It looks like about 50% of the TBID annual budget will go to marketing. With the organization’s new focus on stewardship, how will the NLTRA market sustainable tourism to visitors?

Correct, 52.2% of our annual budget will go to marketing, events, and promotions. A lot of events in this category are things like supporting Spartan Race and Tahoe Trail 100, these large events that come during non-peak periods that fill in visitation. These events are a great example of filling visitation when we need it the most — off-peak and mid-week. They can create a more steady and well-rounded economic impact from tourism for our community.

And we want to change how we message the guests, so that during peak periods we aren’t generally going to say, “Hey this is when you need to attract tourism to North Lake Tahoe.” The messaging is going to be about stewardship, sustainability, and outreach to the people who are coming here so we can prepare them how to travel responsibly in our region.

What will the popular weekend of July Fourth look like under this new model?

Even though it’s in a peak period, we will continue to support [the event] because the people who come to our community, and the community in general, expect us to provide a Fourth of July celebration. So what we decided to take a look at — with our flag firmly planted in the ground on stewardship and resource management — is a drone performance. We found that these performances cost just about as much as traditional fireworks and they are, environmentally, way more friendly. There is almost no impact on the lake, on air quality, no auditory impacts on animals in the region, and they remove the potential risk of wildfire.

MEET THE BOARD: (bottom row)Tony Karwowski (president/CEO), Deirdra Walsh (Nothstar), Samir Tuma (Tahoe City Lodge); (top row) Sue Rae Irelan (Placer County Board appointee), Jim Phelan (Tahoe City Marina), Melissa Siig (Tahoe Art Haus/TCDA), Jill Schott (Tahoe Moon Properties).
Not pictured: Mike DeGroff (Palisades Tahoe), Kevin Mitchell (Homewood), David Lockard (Resort at Squaw Creek), Colin Perry (Ritz-Carlton), Stephanie Hoffman (Tahoe Luxury Properties), Tom Turner (Gar Woods), Alyssa Reilly (NTBA), Dan Tester (Granite Peak Management), Ray Villaman (Northstar Business Association), and Dave Wilderotter (Tahoe Dave’s). Photo by Ted Coakley III/Moonshine Ink

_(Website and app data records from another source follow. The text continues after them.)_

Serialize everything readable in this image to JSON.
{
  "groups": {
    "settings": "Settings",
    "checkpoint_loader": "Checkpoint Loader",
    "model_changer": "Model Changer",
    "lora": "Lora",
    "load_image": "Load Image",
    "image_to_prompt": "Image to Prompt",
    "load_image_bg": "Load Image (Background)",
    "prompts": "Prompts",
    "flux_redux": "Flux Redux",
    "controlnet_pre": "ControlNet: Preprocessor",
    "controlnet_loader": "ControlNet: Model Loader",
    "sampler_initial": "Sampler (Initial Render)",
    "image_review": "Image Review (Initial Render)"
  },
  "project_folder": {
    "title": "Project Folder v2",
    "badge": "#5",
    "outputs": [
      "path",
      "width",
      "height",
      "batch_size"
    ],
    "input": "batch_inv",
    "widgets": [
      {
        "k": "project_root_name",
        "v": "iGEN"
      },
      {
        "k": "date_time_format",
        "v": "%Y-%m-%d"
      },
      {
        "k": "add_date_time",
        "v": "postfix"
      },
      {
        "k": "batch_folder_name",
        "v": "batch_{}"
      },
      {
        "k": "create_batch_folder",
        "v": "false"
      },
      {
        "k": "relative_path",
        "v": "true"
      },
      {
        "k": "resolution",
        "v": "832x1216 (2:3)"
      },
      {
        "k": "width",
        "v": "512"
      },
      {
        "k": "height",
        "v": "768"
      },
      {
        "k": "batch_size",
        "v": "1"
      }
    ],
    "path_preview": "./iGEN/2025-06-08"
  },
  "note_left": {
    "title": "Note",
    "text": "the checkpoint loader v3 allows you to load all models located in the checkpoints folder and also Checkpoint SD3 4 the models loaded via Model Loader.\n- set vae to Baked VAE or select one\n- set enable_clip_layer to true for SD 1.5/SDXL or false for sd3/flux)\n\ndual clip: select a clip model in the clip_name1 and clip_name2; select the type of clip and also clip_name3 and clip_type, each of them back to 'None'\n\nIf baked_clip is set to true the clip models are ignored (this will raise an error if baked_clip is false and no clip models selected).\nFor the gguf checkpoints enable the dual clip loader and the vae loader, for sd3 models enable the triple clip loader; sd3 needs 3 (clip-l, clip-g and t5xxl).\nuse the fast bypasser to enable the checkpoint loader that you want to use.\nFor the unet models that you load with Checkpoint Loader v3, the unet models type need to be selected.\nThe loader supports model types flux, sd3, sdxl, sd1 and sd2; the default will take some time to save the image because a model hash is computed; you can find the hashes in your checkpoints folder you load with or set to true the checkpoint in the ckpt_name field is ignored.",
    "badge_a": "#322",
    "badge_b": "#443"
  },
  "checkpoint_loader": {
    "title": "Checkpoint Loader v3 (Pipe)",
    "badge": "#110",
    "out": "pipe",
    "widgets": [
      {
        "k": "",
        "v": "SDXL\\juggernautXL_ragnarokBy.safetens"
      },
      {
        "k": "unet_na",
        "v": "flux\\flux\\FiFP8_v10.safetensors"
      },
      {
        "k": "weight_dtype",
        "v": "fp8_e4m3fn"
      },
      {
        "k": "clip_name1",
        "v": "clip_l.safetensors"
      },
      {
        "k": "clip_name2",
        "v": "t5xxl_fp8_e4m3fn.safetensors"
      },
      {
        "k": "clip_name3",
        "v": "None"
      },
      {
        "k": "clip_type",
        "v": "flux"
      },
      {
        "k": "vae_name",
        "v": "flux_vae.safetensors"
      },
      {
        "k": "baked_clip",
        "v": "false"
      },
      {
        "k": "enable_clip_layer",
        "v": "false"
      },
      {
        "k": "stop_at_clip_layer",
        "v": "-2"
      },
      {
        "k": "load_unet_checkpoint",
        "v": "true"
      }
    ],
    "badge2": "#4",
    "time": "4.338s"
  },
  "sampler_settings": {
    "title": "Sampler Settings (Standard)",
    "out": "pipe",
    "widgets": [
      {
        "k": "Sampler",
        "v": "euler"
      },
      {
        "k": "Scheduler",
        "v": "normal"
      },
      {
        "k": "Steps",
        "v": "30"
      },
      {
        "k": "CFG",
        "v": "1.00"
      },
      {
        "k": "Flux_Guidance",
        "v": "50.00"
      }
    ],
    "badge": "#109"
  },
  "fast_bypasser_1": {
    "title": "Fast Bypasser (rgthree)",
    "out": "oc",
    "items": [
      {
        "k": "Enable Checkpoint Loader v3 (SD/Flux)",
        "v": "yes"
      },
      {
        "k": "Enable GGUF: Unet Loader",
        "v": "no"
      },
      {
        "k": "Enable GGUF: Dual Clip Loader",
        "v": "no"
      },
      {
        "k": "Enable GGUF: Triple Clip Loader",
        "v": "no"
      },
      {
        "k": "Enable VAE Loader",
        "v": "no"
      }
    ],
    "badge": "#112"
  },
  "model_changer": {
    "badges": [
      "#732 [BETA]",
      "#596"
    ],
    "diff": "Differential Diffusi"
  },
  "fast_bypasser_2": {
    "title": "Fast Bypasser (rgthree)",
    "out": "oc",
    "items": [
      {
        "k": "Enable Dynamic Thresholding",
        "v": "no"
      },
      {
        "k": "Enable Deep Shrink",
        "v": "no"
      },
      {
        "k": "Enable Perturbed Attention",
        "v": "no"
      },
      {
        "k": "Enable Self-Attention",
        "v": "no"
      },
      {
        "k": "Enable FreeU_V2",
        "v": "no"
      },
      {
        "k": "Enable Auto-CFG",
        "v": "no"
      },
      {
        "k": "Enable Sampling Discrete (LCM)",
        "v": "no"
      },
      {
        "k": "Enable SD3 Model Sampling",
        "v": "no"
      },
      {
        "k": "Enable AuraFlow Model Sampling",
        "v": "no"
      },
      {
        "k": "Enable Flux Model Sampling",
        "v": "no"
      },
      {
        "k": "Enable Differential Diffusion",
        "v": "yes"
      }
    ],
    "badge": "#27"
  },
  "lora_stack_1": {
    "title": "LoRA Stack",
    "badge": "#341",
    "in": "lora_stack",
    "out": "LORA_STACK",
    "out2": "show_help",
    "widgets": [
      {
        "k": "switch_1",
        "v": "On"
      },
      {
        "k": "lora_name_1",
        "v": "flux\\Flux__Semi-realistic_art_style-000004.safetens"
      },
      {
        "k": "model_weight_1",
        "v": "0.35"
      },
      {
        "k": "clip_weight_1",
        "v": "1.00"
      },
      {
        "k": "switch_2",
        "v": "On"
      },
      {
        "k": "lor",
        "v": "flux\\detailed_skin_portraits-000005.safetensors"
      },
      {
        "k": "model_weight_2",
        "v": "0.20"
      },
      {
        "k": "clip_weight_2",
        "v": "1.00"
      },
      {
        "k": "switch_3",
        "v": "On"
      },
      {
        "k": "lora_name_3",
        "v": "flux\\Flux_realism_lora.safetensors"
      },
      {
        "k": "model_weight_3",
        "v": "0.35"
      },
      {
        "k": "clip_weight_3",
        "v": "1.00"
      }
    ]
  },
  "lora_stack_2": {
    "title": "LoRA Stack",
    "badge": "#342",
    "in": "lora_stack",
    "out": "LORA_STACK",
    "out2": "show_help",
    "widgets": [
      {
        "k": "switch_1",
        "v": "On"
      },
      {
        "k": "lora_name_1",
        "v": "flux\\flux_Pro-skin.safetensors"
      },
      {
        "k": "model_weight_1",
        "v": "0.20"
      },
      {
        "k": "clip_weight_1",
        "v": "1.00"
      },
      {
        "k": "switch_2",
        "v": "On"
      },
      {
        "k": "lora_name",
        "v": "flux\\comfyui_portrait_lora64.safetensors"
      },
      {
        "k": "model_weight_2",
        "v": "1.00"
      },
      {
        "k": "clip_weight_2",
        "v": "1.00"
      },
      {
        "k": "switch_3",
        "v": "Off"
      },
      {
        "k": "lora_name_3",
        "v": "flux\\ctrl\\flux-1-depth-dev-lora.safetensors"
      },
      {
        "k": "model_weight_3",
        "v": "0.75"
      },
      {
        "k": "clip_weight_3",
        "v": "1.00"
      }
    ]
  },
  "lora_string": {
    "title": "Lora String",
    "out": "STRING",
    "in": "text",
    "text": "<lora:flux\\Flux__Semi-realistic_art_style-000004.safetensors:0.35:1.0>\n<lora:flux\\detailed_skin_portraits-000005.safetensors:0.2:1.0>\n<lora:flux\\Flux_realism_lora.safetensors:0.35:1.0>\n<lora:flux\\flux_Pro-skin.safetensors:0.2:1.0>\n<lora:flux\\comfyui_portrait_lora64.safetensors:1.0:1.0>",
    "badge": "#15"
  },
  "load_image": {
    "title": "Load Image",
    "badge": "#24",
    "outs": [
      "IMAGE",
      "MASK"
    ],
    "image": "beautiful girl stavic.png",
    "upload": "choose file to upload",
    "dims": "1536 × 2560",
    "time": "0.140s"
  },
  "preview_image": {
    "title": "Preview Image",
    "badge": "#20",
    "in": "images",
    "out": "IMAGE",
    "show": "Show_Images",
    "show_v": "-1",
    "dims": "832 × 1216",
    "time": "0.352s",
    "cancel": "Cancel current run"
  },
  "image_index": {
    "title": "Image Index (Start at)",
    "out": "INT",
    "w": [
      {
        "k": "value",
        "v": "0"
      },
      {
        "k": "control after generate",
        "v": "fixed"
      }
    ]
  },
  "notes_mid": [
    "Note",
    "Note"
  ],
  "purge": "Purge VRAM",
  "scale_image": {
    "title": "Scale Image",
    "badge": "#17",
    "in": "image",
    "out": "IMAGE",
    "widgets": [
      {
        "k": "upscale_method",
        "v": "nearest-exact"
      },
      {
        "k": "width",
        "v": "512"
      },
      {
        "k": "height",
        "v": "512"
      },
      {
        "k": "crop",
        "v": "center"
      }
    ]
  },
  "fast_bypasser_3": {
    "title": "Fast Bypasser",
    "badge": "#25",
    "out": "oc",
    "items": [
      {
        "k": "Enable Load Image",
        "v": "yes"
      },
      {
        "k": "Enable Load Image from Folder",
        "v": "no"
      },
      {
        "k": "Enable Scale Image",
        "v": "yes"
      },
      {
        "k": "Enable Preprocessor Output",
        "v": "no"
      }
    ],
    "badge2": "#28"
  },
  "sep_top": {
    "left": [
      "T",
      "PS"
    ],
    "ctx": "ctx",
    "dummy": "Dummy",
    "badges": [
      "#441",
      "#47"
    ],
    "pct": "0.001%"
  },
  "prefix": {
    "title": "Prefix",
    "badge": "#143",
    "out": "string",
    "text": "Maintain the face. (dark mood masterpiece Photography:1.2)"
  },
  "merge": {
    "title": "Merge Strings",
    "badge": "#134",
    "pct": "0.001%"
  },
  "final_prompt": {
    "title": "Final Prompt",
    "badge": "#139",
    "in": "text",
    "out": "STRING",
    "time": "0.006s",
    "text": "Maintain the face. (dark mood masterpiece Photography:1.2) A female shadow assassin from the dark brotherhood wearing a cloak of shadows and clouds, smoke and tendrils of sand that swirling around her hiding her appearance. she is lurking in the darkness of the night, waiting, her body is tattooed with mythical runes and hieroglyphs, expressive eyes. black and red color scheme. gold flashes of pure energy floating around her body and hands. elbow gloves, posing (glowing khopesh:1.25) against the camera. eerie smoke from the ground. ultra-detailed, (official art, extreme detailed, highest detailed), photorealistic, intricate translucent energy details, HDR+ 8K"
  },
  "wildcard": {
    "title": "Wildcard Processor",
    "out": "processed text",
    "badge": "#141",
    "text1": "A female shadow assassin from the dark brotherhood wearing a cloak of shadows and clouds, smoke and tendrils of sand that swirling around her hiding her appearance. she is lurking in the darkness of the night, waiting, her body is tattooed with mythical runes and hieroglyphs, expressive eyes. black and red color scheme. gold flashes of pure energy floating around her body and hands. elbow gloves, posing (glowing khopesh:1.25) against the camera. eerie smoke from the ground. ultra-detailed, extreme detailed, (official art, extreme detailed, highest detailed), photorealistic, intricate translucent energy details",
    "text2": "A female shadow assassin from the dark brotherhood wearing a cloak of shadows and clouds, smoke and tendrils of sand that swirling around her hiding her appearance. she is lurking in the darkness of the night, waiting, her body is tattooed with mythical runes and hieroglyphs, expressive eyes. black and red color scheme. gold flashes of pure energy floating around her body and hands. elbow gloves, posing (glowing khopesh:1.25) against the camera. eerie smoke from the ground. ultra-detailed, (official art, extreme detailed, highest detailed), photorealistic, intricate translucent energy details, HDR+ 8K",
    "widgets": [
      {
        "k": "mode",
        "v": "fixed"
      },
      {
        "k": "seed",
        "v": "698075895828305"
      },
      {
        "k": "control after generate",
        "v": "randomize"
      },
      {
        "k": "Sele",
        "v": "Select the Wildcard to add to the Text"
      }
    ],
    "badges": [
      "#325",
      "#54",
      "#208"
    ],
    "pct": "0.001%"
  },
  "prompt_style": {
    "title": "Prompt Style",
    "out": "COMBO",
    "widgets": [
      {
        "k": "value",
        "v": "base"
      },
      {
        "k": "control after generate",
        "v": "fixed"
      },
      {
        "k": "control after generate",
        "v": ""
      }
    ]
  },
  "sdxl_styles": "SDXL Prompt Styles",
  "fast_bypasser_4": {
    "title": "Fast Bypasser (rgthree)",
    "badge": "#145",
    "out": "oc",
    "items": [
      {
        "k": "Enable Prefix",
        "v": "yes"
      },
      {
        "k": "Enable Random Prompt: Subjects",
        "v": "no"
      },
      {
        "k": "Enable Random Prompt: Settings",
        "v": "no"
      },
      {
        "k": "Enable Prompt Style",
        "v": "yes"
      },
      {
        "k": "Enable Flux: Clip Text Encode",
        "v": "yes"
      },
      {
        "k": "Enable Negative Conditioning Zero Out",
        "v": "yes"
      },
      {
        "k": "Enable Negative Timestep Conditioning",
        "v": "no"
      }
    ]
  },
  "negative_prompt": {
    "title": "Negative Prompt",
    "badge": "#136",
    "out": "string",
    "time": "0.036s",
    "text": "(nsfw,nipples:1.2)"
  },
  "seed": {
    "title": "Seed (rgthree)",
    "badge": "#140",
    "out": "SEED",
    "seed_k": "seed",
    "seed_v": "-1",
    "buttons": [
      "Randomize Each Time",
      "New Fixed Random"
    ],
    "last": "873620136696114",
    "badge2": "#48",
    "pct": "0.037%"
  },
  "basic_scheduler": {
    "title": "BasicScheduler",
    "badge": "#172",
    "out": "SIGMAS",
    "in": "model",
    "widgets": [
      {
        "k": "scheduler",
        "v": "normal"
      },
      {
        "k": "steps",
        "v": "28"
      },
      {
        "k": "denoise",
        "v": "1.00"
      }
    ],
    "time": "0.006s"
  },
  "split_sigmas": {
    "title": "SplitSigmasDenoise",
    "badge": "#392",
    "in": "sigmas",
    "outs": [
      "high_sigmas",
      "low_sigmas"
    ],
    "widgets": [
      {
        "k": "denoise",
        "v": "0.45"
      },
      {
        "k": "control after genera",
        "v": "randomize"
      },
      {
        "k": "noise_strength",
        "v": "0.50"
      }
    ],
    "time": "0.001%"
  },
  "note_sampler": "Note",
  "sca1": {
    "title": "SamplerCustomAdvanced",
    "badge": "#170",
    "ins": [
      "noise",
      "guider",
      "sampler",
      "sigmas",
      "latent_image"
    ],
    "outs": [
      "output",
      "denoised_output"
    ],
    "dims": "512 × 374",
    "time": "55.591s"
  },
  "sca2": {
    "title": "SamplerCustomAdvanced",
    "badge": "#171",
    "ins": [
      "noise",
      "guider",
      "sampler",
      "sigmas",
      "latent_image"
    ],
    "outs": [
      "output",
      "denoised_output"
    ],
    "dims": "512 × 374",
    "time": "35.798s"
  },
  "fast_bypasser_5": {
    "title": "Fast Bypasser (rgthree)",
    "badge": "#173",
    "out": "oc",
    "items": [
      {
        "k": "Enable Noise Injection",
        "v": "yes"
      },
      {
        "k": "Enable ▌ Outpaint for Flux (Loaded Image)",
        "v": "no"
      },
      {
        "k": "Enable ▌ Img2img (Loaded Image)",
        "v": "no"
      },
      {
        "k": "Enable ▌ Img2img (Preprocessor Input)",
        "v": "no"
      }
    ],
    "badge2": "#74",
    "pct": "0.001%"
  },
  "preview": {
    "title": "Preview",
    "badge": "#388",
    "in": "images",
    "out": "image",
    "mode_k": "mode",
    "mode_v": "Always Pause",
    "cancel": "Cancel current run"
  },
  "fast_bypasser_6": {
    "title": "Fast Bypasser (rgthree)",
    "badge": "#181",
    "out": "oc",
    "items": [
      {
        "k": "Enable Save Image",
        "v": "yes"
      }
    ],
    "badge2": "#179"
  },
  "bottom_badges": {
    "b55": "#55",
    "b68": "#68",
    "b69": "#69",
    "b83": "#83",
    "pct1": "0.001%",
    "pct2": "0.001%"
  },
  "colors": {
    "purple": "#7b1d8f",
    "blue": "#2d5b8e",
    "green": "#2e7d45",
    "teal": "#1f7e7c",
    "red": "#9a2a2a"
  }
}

Switching gears back to TOT and Measure A, which is on the ballot in June. Can you explain the history of this tax on the Placer County ballot?

In 1996, the residents of Placer County voted to install an additional 2% tax to the countywide 8% TOT tax that would go back to infrastructure and tourism-related projects in eastern Placer County. The additional 2% tax re-upped in 2002 and 2012, so this is a 10-year re-up. However, there is no sunset this time, it doesn’t need to be renewed again [if passed] and can only be repealed.

If Measure A does not pass, the region will lose $4 million in annual project improvement funding and matching project funding. The $4 million in freed up TOT funds generated by the TBID currently set to fund workforce housing and transportation projects in the region would be jeopardized. The annual impact of locally controlled self-help project funds would amount to tens of millions of dollars in lost opportunity and locally prioritized projects that improve infrastructure, quality of life, and sustainability of our community.

This Q&A has been edited for length and clarity.

Author

  • Ally Gravina

    Ally Gravina is a former arts and culture editor at Moonshine, current undergraduate student media/marketing advisor at UNR, and a sometimes freelance journalist. She is an alumna of the Columbia University Graduate School of Journalism, where she specialized in arts and culture reporting.

Advertisement
Previous articleSeasons of Our Lives
Next articleThough Challenges Persist, We’re Making Lasting Progress on Workforce Housing